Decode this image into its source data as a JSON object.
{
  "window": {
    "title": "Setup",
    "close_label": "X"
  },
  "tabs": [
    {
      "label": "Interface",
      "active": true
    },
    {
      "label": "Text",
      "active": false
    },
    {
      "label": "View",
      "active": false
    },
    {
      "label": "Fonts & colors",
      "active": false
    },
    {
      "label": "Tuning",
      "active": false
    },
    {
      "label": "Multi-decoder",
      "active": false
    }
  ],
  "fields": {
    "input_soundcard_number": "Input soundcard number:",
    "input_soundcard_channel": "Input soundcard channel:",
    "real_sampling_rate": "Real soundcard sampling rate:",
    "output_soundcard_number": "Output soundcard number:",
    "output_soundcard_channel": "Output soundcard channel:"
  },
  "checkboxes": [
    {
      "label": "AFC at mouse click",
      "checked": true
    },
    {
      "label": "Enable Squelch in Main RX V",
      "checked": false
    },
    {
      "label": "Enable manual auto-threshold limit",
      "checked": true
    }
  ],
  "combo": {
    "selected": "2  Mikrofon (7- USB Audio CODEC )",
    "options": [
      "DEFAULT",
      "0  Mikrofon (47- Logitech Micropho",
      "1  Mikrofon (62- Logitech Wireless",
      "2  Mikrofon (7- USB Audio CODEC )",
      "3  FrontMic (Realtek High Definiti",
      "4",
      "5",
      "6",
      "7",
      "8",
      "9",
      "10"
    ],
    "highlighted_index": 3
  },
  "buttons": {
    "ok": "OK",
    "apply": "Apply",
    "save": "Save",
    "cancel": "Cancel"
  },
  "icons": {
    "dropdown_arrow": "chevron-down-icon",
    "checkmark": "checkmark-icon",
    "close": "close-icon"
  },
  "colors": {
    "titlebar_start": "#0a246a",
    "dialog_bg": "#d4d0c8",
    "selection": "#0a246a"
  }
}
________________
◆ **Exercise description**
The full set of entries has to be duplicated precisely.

◆ **Exercise answer**
Decode this image into its source data as a JSON object.
{
  "window": {
    "title": "Setup",
    "close_label": "X"
  },
  "tabs": [
    {
      "label": "Interface",
      "active": true
    },
    {
      "label": "Text",
      "active": false
    },
    {
      "label": "View",
      "active": false
    },
    {
      "label": "Fonts & colors",
      "active": false
    },
    {
      "label": "Tuning",
      "active": false
    },
    {
      "label": "Multi-decoder",
      "active": false
    }
  ],
  "fields": {
    "input_soundcard_number": "Input soundcard number:",
    "input_soundcard_channel": "Input soundcard channel:",
    "real_sampling_rate": "Real soundcard sampling rate:",
    "output_soundcard_number": "Output soundcard number:",
    "output_soundcard_channel": "Output soundcard channel:"
  },
  "checkboxes": [
    {
      "label": "AFC at mouse click",
      "checked": true
    },
    {
      "label": "Enable Squelch in Main RX V",
      "checked": false
    },
    {
      "label": "Enable manual auto-threshold limit",
      "checked": true
    }
  ],
  "combo": {
    "selected": "2  Mikrofon (7- USB Audio CODEC )",
    "options": [
      "DEFAULT",
      "0  Mikrofon (47- Logitech Micropho",
      "1  Mikrofon (62- Logitech Wireless",
      "2  Mikrofon (7- USB Audio CODEC )",
      "3  FrontMic (Realtek High Definiti",
      "4",
      "5",
      "6",
      "7",
      "8",
      "9",
      "10"
    ],
    "highlighted_index": 3
  },
  "buttons": {
    "ok": "OK",
    "apply": "Apply",
    "save": "Save",
    "cancel": "Cancel"
  },
  "icons": {
    "dropdown_arrow": "chevron-down-icon",
    "checkmark": "checkmark-icon",
    "close": "close-icon"
  },
  "colors": {
    "titlebar_start": "#0a246a",
    "dialog_bg": "#d4d0c8",
    "selection": "#0a246a"
  }
}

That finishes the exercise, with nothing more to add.